Your task
Please repeat all of the listing exactly.

Study material
▬▬▬
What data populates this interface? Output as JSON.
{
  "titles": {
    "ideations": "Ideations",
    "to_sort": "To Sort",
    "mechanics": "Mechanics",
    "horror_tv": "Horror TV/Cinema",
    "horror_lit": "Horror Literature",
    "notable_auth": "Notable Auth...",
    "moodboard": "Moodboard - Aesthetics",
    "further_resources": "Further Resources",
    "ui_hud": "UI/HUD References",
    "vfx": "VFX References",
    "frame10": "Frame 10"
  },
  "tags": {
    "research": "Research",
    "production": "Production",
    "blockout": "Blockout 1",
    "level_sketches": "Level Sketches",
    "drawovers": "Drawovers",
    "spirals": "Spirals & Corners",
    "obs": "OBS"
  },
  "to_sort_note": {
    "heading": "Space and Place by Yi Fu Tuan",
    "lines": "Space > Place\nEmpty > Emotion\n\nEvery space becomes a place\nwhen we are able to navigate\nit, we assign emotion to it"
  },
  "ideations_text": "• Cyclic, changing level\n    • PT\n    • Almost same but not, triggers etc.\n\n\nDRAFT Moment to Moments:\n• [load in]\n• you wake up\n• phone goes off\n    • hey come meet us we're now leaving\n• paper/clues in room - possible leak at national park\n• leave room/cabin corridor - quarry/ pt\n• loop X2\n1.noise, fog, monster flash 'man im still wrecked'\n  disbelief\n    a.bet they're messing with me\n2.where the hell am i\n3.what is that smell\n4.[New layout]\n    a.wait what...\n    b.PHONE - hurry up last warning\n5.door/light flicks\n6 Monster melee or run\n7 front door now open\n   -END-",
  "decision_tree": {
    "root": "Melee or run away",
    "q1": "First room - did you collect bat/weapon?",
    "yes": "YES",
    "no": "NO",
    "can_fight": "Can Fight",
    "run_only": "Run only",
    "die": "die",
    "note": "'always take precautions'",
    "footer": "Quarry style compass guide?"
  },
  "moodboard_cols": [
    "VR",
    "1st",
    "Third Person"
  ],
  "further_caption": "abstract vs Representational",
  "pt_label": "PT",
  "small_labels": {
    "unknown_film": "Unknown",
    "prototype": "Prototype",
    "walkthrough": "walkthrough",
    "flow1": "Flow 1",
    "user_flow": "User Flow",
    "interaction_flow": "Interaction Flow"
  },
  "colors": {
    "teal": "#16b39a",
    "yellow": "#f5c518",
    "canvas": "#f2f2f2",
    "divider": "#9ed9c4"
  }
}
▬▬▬
Reply
What data populates this interface? Output as JSON.
{
  "titles": {
    "ideations": "Ideations",
    "to_sort": "To Sort",
    "mechanics": "Mechanics",
    "horror_tv": "Horror TV/Cinema",
    "horror_lit": "Horror Literature",
    "notable_auth": "Notable Auth...",
    "moodboard": "Moodboard - Aesthetics",
    "further_resources": "Further Resources",
    "ui_hud": "UI/HUD References",
    "vfx": "VFX References",
    "frame10": "Frame 10"
  },
  "tags": {
    "research": "Research",
    "production": "Production",
    "blockout": "Blockout 1",
    "level_sketches": "Level Sketches",
    "drawovers": "Drawovers",
    "spirals": "Spirals & Corners",
    "obs": "OBS"
  },
  "to_sort_note": {
    "heading": "Space and Place by Yi Fu Tuan",
    "lines": "Space > Place\nEmpty > Emotion\n\nEvery space becomes a place\nwhen we are able to navigate\nit, we assign emotion to it"
  },
  "ideations_text": "• Cyclic, changing level\n    • PT\n    • Almost same but not, triggers etc.\n\n\nDRAFT Moment to Moments:\n• [load in]\n• you wake up\n• phone goes off\n    • hey come meet us we're now leaving\n• paper/clues in room - possible leak at national park\n• leave room/cabin corridor - quarry/ pt\n• loop X2\n1.noise, fog, monster flash 'man im still wrecked'\n  disbelief\n    a.bet they're messing with me\n2.where the hell am i\n3.what is that smell\n4.[New layout]\n    a.wait what...\n    b.PHONE - hurry up last warning\n5.door/light flicks\n6 Monster melee or run\n7 front door now open\n   -END-",
  "decision_tree": {
    "root": "Melee or run away",
    "q1": "First room - did you collect bat/weapon?",
    "yes": "YES",
    "no": "NO",
    "can_fight": "Can Fight",
    "run_only": "Run only",
    "die": "die",
    "note": "'always take precautions'",
    "footer": "Quarry style compass guide?"
  },
  "moodboard_cols": [
    "VR",
    "1st",
    "Third Person"
  ],
  "further_caption": "abstract vs Representational",
  "pt_label": "PT",
  "small_labels": {
    "unknown_film": "Unknown",
    "prototype": "Prototype",
    "walkthrough": "walkthrough",
    "flow1": "Flow 1",
    "user_flow": "User Flow",
    "interaction_flow": "Interaction Flow"
  },
  "colors": {
    "teal": "#16b39a",
    "yellow": "#f5c518",
    "canvas": "#f2f2f2",
    "divider": "#9ed9c4"
  }
}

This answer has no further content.